“From what I gather, Lubbock was a hotspot because local banks are very customer friendly and their practices were considered easier” for the criminals to exploit, said Pringle.
As the ring hit banks around Lubbock in the past few months, Lubbock National Bank has realized how its Online Banking tools can help customers avoid being victimized – and they’ve learned other helpful tips to pass on.
“We want to have a friendly, hometown feel when you enter our lobby, but we go a step further to be prudent,” said Koontz. Lubbock police and postal inspectors have worked together on this – which Pringle said is a national investigation with cases elsewhere in the country.
“We caught two of the actors around June 30th in Lubbock,” said Pringle. “We caught two high-ranking guys.”
Tammy Coody, the bank’s security manager, said due to video and diligence of tellers, other lower-level members of the ring were also arrested after calls from Lubbock National Bank officials.

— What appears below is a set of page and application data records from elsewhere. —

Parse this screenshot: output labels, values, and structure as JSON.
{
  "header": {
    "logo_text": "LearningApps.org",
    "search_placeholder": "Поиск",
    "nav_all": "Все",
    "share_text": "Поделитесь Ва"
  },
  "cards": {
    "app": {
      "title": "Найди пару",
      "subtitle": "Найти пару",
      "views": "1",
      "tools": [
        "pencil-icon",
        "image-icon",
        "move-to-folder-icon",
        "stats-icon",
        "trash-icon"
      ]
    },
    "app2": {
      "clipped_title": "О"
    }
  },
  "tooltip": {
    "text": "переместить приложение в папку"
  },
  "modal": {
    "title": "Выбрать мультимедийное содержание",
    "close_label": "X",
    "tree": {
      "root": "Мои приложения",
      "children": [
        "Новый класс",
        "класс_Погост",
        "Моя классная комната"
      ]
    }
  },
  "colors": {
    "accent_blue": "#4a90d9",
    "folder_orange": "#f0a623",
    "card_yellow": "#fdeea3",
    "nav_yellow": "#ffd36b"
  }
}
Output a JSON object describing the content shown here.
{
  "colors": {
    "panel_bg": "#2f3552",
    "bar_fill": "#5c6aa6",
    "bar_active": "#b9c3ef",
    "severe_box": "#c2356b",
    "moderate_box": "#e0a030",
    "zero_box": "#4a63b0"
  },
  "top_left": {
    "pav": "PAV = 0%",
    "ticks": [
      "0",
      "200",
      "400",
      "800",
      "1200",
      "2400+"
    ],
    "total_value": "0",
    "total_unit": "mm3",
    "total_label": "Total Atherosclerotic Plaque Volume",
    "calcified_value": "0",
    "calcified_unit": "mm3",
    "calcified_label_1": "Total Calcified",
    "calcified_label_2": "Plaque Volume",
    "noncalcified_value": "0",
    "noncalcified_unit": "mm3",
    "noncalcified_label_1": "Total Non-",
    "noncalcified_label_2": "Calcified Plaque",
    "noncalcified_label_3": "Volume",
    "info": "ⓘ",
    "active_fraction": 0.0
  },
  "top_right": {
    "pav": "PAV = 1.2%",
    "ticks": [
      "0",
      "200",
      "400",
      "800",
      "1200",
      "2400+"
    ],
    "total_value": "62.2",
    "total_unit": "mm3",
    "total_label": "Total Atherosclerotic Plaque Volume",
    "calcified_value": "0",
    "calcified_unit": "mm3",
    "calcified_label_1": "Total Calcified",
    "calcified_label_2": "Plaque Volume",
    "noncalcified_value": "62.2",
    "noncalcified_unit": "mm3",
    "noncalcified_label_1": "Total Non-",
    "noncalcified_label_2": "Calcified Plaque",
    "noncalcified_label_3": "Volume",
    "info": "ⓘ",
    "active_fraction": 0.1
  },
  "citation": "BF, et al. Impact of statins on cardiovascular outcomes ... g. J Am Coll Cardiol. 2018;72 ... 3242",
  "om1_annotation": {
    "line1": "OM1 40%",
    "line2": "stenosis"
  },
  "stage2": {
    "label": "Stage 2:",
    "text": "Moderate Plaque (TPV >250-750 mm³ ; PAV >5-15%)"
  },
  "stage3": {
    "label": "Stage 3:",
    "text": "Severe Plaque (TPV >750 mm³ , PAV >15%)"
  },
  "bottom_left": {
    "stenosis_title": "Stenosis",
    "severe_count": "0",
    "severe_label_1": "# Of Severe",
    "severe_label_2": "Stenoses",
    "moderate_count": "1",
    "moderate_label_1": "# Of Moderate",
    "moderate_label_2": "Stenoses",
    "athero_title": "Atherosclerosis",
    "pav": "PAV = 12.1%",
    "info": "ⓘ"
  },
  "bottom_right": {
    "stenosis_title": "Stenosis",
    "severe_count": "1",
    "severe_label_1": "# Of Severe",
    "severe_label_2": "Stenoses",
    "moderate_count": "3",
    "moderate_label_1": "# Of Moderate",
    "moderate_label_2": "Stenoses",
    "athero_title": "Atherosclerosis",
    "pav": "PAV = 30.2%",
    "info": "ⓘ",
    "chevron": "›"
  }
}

Koontz said, “When we visited with the postal inspector who was investigating this case, we learned some ways to avoid these issues.”
That means not putting outgoing mail in your mailbox for pickup with the flag up, said Koontz, because thieves can come by and look for a utility bill, for example, take out your check and have all the info they need.
“So it’s best to do online bill pay or hand your mail over to an actual mail clerk,” she said.
Lubbock National Bank has different Online Banking options for residents and businesses to help avoid these kind of problems.
Online Banking allows customers to view their account history in “real time.”
Customers have the ability to set up bill payments through Online Banking. Once the payments are created in Online Banking, customers can conveniently use the mobile app to send payments. Payments are processed electronically in most cases. This is a secure way to pay bills.
Business account holders should consider adding Positive Pay to their account, Koontz recommended.
Positive Pay is a cash management system used by a number of banks to help reduce incidents of check fraud. The system enables the bank to review various aspects of a check presented for payment and compare them against a supplied list of checks issued. The bank pays out each check only if the dollar amount, check number and date issued can be verified. This helps ensure that altered checks or checks issued fraudulently are not paid out.
If someone tries to cash a check before the latest checks have been uploaded by the business, they call the business.
Det. Pringle recommended businesses using drop boxes for people to drop checks need to make sure the boxes are secure or find another way to transfer checks.
“These groups would send in scouts to check out ones with drop boxes and send others to break in. They were popping open mailboxes to find paychecks and take all the info – routing numbers, account numbers and making fake checks with that info. They then recruited people to cash these fake checks,” he said.
The detective also recommended people keep an eye on their bank accounts daily.
“I check mine once a day,” he said, adding if you see something unusual, call your bank, it could lead to stopping a group like this.
Pringle said once the criminals would get a check they would create enough payroll checks to go to each branch of that bank and send people to cash them around the same time.
“Banks need to do a better job of somehow checking previous checks and check signature cards and call the owner of the account” if something doesn’t seem right, he said.
Coody said, “This is something we already do and it’s why we have been able to catch these individuals and have them arrested.”
What also made this harder, added the detective, is the forged signatures were pretty close to the originals.
Koontz said the signatures were identical – another reason to use Online Banking tools.